Avoid training lethargy. What happens when month after month, or year after year you are not really seeing improvement in your performance, or worse, your dog continues to get less motivated over time. Donâ€™t get stuck in a routine of boring practices, and mediocre shows, without seeing measurable improvements. Give yourself an “agility check-up”. Time your dogs performance on the contacts & weaves. See how long it really takes your dog to take a position on the table. Set up a straight line of 4 jumps 20 feet apart, and time the run. Is it faster when you run or do a recall down the line. Video your class and home practices as well as competition.
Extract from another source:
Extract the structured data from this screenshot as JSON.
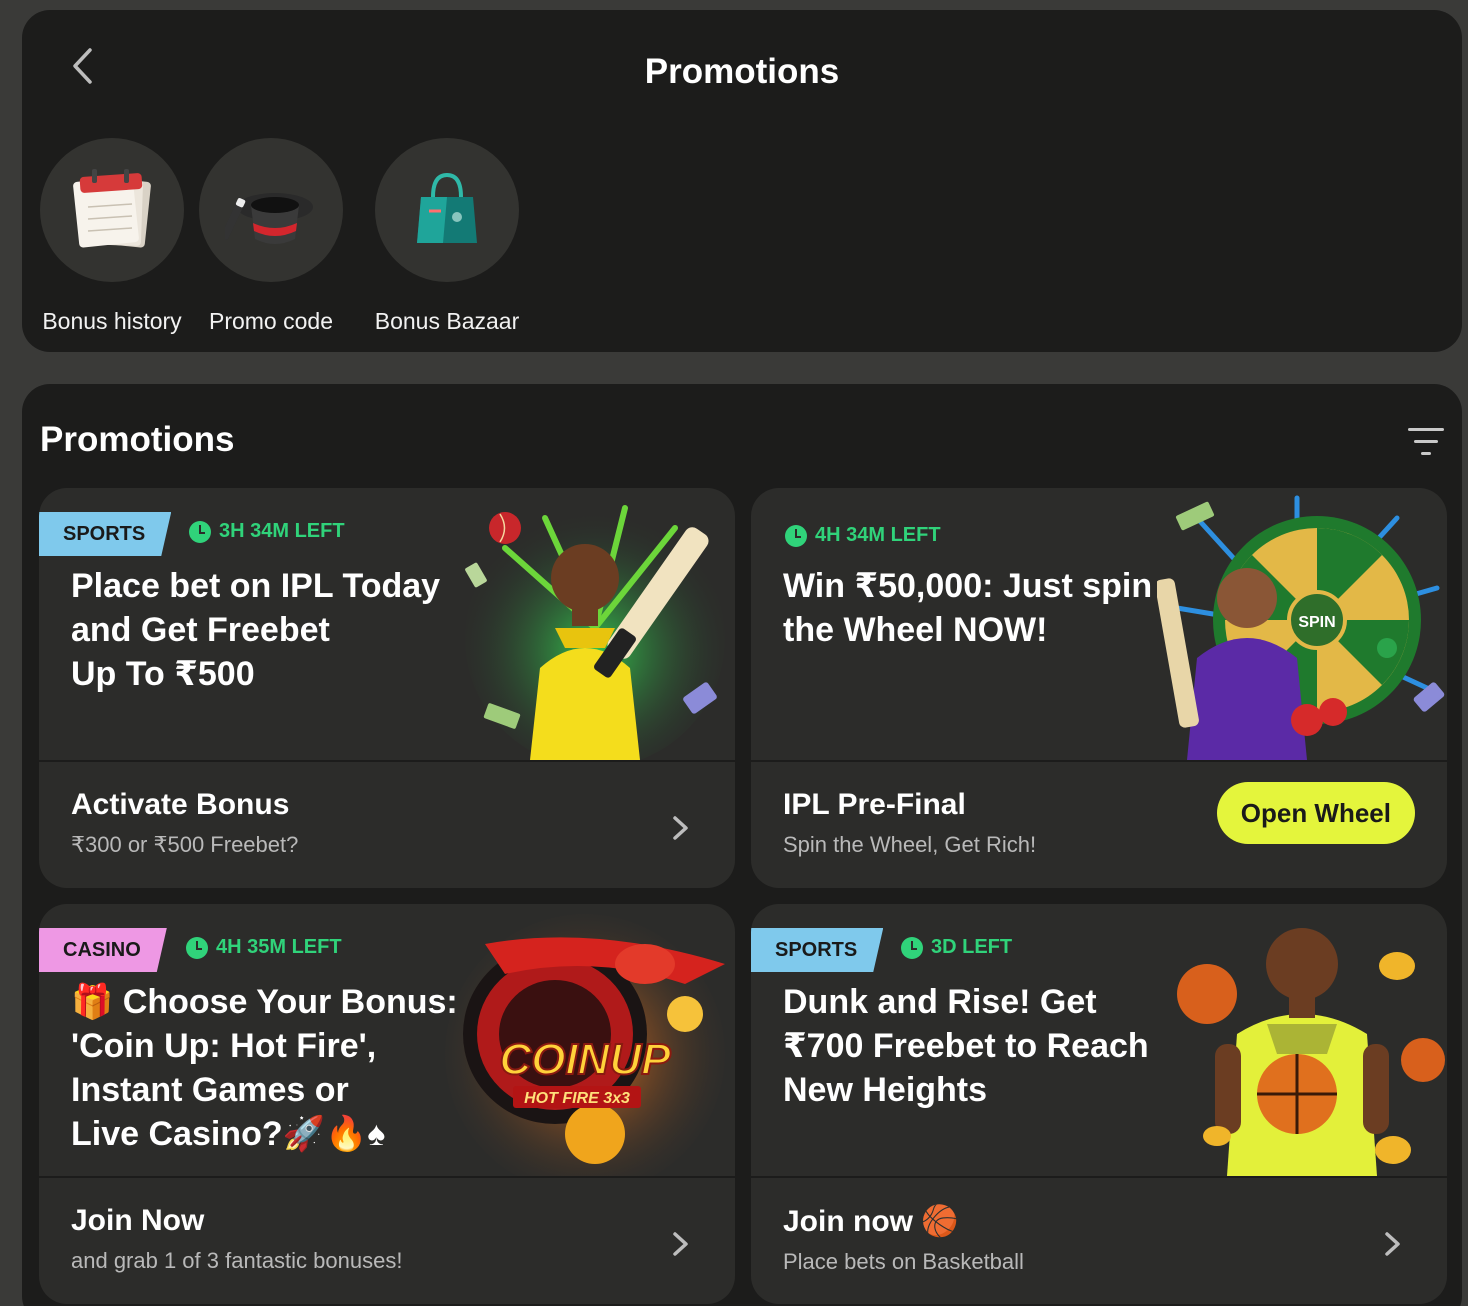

Be critical of where you could really improve your performance and set new goals for improvement. Do your checkup a couple times a year, and record your improvements.
Agility is made up of three elements Recall, Run, Send.
When any one of these parts are missing or break down you have a problem.
The Recall: Does your dog start slow when you lead out, or crash bars? Break his stays? Are you missing technical handling skills that aid you when the first part of the course is really ugly.
The Run: does your dog make wide turns when you run together, turn back and look at you and knock bars, bark at you when you are wrong, or run at the same speed you run, and never try to exceed your speed and pass you by?
The Send: Can you send your dog out on his own to a tunnel or jump, send him ahead down a straightaway, get a fast finish without a turn back at the last obstacle?
Decide where your performances are breaking down, and work on the three elements separately. It is the sum of the whole that makes for a perfect performance. Work on the parts until they are elementary to your performance.
Clean Run Calendar 2003
Reprinted with permission of Clean Run Productions.